Among the records below, find each line bearing the word "title" and copy it.

<<<<

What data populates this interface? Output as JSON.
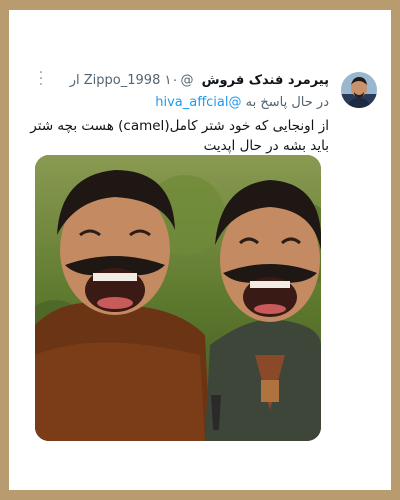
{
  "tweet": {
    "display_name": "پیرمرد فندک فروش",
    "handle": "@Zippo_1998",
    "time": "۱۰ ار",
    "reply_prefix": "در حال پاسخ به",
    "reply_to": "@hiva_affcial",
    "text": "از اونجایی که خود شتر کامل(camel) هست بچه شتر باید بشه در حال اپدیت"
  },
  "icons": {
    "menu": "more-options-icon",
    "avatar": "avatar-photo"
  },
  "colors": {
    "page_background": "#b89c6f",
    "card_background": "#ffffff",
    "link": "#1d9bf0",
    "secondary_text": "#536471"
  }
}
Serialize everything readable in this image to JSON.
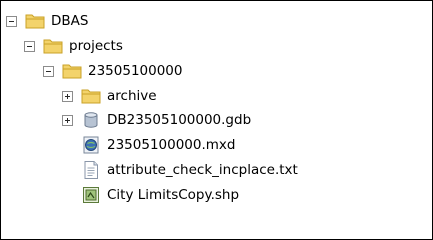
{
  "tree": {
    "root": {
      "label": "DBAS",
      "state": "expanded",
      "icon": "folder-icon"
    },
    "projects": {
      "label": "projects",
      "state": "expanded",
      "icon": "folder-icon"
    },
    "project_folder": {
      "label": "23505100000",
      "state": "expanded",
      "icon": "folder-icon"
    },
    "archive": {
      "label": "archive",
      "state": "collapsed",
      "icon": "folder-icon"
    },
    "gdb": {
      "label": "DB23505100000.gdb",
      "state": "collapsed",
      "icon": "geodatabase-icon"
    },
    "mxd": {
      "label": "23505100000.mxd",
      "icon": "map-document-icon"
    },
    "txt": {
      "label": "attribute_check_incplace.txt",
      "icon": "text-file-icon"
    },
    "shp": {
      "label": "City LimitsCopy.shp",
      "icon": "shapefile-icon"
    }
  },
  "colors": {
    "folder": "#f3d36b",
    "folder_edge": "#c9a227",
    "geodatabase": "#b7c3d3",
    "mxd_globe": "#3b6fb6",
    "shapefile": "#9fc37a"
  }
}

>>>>
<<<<

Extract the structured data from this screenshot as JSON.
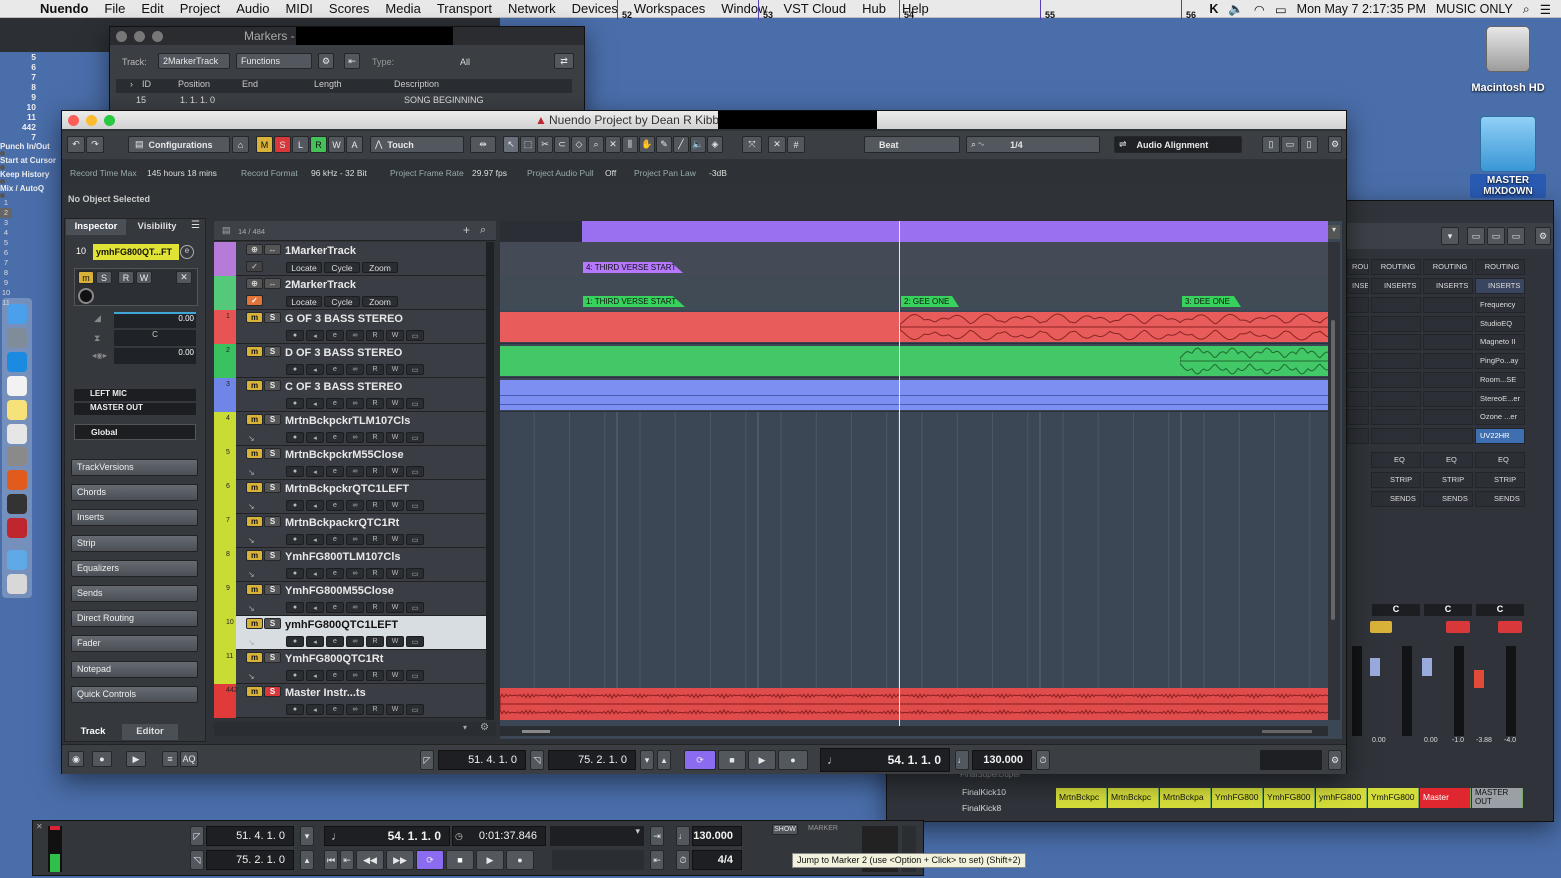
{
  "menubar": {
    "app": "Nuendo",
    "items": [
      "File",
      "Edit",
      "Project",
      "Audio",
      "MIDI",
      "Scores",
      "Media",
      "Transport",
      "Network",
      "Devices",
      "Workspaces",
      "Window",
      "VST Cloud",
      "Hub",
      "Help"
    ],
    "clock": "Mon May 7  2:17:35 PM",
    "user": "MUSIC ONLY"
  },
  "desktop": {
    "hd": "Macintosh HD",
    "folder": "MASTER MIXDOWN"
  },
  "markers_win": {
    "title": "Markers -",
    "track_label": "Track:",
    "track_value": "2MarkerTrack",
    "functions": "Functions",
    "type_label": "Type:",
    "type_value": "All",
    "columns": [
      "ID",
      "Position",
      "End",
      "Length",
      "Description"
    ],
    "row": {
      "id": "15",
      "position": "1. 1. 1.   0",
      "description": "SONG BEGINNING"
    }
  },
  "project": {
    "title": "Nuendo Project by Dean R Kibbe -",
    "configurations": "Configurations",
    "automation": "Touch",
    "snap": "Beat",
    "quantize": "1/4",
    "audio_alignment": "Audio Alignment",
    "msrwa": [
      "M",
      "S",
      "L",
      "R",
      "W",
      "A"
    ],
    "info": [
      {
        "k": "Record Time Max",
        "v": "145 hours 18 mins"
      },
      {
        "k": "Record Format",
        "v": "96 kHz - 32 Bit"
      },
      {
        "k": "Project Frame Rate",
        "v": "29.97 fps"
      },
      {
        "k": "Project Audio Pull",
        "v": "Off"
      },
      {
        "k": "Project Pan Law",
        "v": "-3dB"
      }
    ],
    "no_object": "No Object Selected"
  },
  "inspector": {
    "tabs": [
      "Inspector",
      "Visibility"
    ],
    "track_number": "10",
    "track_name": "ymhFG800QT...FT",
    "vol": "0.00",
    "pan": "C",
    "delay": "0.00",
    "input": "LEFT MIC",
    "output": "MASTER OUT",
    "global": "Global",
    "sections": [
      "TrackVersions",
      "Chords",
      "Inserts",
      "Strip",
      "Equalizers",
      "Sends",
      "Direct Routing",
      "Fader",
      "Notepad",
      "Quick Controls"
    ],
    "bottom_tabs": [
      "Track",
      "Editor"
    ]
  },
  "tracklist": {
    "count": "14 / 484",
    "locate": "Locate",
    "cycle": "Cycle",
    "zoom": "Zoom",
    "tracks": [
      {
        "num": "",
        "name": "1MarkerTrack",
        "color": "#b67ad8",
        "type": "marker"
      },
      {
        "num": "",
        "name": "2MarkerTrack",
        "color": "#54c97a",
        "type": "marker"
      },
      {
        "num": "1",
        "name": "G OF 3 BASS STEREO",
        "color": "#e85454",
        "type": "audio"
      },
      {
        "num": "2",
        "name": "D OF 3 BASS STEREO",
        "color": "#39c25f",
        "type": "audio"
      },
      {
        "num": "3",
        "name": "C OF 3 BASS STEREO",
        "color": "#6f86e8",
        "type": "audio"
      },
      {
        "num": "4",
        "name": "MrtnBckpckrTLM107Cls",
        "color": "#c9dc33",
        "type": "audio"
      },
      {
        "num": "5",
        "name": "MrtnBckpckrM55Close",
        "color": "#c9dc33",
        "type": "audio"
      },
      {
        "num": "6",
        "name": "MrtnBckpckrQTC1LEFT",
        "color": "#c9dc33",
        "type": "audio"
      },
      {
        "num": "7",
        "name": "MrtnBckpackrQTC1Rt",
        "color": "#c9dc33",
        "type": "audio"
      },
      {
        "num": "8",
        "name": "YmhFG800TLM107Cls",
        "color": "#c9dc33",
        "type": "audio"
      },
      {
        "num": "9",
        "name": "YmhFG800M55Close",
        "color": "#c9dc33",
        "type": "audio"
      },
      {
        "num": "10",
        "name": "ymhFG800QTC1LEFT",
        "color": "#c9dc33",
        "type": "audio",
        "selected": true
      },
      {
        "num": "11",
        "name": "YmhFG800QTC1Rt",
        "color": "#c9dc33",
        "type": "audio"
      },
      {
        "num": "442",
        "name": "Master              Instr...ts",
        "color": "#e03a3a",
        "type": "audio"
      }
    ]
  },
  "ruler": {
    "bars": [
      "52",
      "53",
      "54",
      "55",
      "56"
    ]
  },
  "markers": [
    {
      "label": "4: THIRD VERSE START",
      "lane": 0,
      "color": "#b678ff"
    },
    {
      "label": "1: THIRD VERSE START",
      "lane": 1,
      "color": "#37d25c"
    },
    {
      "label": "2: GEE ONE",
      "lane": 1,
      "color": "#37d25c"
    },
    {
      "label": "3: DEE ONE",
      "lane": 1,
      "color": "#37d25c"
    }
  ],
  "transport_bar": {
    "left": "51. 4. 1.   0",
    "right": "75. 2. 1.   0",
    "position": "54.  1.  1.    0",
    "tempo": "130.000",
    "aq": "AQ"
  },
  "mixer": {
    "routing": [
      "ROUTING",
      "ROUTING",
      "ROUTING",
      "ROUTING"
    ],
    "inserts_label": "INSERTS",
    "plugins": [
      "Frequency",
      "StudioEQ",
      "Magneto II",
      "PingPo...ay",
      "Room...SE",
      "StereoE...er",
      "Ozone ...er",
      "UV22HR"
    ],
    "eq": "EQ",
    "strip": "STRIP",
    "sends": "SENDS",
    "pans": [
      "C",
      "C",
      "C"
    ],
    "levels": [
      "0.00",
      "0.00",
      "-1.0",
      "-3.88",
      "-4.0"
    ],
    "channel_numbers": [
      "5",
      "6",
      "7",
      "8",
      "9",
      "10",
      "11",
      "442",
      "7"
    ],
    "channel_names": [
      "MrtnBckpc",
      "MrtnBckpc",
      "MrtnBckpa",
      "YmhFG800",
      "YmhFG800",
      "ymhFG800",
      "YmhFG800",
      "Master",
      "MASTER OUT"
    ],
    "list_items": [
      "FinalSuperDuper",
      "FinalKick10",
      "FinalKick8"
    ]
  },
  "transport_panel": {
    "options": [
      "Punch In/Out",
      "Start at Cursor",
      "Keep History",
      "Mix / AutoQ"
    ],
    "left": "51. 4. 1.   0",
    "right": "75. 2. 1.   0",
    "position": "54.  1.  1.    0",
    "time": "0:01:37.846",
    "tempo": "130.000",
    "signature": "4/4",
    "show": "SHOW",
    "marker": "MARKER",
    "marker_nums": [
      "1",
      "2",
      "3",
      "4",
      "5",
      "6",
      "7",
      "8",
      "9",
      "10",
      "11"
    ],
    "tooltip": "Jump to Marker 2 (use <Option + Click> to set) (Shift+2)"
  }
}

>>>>

* [ANSWER FOR THIS EXERCISE]
    "title": "Markers -",
    "title": "Nuendo Project by Dean R Kibbe -",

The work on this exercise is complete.